*Directions*.
Tally up the lines in the following entries where the string "text" appears, and answer with the number alone.

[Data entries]
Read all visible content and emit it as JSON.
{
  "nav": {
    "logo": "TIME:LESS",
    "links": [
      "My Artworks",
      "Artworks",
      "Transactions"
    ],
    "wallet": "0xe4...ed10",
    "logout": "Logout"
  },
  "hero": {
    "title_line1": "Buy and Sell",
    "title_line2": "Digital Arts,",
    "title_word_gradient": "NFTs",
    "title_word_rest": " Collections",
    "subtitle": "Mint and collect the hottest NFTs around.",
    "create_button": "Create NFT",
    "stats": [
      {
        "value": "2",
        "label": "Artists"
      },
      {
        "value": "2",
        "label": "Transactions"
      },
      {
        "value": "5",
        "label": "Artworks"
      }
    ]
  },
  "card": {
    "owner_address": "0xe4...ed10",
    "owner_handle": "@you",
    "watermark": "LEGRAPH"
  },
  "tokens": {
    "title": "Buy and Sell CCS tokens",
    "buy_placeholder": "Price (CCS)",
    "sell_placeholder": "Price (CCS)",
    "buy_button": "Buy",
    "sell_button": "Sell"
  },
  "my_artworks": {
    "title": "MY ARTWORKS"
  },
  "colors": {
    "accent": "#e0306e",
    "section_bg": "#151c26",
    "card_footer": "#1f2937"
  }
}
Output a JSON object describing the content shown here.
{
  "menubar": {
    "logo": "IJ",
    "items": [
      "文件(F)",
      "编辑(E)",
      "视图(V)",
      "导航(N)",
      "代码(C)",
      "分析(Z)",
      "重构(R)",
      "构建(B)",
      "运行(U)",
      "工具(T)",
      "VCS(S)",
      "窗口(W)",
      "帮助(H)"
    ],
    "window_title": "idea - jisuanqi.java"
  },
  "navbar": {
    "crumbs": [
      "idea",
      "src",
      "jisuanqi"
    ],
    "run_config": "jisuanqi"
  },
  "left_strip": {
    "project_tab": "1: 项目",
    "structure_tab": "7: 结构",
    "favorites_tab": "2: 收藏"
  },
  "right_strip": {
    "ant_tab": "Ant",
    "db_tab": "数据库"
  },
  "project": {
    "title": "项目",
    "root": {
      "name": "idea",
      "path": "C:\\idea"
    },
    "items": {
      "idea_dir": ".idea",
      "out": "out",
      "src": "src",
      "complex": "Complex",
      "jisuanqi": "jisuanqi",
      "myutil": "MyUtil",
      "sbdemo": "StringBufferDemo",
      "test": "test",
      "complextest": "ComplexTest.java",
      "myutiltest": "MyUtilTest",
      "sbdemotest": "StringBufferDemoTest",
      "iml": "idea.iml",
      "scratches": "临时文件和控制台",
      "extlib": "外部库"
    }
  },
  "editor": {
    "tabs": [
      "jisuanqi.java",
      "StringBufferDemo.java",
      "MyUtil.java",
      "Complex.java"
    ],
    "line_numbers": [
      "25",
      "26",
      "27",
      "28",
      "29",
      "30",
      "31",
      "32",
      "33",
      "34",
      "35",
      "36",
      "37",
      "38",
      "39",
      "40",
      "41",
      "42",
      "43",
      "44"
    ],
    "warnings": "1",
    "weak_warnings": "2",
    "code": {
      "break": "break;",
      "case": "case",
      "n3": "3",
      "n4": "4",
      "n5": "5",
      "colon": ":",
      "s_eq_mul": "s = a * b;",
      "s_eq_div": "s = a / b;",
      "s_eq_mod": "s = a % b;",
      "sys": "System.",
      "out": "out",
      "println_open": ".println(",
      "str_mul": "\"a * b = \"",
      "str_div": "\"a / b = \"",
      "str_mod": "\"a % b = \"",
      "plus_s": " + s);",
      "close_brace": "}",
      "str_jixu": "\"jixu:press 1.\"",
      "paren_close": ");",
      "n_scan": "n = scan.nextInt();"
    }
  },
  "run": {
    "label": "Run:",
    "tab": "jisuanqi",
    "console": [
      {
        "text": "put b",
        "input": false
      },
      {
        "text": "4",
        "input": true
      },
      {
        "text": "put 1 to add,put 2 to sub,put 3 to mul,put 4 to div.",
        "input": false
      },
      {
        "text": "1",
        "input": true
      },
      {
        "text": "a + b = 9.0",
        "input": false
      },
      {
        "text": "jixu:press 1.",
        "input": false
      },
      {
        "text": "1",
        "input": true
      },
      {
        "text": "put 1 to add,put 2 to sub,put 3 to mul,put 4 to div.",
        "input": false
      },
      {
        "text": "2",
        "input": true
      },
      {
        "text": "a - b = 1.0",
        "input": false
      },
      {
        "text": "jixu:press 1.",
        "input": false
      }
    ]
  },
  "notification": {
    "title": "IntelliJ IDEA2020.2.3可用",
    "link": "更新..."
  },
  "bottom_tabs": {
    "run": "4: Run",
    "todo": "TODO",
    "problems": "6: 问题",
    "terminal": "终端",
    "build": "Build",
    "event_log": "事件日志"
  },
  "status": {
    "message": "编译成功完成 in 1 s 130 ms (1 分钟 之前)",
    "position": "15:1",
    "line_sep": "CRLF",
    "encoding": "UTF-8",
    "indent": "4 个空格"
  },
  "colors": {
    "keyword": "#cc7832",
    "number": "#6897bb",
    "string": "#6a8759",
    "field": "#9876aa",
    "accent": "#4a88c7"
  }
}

*Result for this task*.
11